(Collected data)
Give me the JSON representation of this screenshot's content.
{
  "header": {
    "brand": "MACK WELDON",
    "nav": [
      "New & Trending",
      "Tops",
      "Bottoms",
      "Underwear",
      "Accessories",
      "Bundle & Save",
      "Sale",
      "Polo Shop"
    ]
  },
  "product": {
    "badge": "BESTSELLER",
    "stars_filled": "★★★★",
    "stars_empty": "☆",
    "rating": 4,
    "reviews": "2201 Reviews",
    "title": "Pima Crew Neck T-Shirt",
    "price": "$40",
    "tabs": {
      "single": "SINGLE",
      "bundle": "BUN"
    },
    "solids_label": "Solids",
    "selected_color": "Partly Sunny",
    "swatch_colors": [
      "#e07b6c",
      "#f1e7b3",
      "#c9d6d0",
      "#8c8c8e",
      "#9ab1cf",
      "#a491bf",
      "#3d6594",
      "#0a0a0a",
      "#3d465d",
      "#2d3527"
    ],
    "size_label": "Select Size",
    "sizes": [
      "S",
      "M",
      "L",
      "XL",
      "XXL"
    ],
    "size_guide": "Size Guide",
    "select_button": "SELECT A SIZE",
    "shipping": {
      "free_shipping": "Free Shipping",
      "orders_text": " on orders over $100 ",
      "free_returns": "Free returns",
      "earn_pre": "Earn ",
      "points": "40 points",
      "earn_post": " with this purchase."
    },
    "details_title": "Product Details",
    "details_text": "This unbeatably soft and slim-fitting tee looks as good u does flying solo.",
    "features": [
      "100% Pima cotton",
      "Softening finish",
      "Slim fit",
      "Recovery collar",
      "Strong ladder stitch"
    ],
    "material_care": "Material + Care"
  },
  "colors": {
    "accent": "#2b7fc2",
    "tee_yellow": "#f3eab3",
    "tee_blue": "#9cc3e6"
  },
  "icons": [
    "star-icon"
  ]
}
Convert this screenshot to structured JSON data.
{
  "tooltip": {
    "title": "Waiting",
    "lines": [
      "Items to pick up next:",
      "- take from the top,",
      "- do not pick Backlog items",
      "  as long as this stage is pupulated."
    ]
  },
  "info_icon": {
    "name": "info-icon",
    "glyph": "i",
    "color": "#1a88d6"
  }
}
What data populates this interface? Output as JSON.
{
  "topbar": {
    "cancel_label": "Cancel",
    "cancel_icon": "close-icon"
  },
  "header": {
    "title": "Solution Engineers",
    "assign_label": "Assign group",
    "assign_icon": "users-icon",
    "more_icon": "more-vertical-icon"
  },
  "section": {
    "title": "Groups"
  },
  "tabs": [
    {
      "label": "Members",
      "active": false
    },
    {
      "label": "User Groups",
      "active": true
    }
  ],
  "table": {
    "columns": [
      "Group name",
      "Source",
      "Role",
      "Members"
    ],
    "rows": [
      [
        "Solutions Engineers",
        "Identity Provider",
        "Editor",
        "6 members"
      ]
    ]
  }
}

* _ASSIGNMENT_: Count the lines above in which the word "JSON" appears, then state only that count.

* _RESPONSE TO THIS TASK_: 3